- _Assignment_: What is needed is a copy of each line in the listing that contains "code".

※

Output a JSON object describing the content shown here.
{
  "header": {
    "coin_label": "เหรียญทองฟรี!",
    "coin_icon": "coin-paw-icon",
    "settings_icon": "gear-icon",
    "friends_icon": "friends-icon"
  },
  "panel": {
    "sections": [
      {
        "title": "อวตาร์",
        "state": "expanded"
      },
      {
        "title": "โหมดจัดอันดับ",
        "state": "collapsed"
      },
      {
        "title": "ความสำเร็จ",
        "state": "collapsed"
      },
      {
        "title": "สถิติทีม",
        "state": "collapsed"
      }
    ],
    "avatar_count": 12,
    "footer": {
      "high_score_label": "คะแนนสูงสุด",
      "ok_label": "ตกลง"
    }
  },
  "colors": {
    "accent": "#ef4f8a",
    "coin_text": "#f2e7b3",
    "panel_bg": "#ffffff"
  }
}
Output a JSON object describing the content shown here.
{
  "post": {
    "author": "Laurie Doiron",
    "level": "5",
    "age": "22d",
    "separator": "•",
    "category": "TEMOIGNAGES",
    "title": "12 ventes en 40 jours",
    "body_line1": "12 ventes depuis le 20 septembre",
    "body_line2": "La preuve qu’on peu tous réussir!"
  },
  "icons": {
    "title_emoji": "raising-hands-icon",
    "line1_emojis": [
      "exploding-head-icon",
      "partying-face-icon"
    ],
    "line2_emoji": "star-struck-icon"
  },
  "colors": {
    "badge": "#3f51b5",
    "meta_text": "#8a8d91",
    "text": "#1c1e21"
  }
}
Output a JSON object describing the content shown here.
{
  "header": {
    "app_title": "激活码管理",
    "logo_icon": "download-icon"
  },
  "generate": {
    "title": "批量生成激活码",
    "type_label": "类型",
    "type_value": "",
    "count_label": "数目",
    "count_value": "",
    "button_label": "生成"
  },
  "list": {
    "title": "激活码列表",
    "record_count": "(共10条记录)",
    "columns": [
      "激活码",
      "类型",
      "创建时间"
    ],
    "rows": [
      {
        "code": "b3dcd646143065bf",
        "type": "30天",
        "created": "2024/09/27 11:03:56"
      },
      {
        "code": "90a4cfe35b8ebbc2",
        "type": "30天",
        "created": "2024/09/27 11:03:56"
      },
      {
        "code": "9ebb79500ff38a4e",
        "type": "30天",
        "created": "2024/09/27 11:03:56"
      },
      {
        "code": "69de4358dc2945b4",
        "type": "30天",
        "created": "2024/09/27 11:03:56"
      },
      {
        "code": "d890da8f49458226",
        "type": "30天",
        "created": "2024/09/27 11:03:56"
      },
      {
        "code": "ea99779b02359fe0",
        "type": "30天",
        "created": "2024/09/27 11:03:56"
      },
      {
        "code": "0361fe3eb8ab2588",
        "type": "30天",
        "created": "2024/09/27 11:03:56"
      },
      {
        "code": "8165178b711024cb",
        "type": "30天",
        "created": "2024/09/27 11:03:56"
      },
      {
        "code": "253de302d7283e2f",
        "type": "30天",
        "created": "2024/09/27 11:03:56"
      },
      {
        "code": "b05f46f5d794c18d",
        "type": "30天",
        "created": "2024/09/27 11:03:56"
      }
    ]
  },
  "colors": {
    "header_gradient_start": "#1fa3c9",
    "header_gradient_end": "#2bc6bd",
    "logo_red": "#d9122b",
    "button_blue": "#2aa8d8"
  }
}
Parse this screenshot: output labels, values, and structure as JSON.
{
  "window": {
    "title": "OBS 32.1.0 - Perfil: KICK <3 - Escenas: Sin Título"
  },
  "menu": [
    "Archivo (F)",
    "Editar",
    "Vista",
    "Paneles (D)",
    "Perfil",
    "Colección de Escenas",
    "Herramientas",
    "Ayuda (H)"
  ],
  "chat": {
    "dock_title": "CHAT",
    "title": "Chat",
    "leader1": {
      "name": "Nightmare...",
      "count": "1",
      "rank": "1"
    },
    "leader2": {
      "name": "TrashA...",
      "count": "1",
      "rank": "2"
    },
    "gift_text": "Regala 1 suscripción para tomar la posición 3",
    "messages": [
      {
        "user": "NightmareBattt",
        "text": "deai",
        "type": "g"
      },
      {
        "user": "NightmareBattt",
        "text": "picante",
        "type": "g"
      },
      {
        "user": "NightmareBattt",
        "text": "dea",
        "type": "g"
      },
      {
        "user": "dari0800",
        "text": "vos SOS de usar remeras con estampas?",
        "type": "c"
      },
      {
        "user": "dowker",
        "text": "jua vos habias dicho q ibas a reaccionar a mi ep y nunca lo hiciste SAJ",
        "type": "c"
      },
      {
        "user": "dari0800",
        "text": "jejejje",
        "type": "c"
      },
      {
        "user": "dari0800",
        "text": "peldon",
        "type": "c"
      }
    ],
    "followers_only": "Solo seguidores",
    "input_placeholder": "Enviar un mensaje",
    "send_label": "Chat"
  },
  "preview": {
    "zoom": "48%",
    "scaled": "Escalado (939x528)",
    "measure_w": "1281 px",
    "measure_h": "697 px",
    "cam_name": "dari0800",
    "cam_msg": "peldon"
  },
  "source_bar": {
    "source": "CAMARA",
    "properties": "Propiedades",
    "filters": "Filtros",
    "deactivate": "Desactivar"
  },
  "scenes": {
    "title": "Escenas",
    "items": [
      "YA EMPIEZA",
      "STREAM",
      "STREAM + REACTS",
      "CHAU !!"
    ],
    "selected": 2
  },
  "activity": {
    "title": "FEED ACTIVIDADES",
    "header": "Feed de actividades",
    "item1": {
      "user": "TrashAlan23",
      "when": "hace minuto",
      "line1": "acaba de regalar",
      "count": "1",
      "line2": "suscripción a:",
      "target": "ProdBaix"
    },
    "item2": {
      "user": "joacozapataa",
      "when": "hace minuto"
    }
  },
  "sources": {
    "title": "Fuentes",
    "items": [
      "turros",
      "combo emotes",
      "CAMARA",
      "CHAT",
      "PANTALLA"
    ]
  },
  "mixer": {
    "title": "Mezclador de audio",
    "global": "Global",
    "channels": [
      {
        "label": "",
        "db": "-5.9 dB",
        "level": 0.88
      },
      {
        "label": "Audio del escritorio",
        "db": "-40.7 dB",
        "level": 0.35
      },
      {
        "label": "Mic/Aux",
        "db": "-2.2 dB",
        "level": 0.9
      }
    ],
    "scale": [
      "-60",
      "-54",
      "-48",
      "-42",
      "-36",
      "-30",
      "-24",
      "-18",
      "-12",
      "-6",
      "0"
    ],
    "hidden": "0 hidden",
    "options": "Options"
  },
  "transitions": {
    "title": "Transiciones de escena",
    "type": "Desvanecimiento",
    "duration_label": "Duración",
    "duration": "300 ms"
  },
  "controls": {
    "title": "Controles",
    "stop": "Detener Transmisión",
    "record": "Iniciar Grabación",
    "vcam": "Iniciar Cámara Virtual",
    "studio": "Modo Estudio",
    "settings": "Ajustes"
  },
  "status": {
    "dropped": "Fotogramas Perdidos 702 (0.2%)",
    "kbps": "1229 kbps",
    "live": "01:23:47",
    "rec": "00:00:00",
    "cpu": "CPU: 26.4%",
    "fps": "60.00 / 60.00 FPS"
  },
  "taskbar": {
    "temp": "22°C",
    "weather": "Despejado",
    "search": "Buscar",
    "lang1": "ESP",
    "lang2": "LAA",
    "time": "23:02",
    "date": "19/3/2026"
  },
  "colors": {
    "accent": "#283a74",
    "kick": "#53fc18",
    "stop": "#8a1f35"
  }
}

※

- _The completed task_:
        "code": "b3dcd646143065bf",
        "code": "90a4cfe35b8ebbc2",
        "code": "9ebb79500ff38a4e",
        "code": "69de4358dc2945b4",
        "code": "d890da8f49458226",
        "code": "ea99779b02359fe0",
        "code": "0361fe3eb8ab2588",
        "code": "8165178b711024cb",
        "code": "253de302d7283e2f",
        "code": "b05f46f5d794c18d",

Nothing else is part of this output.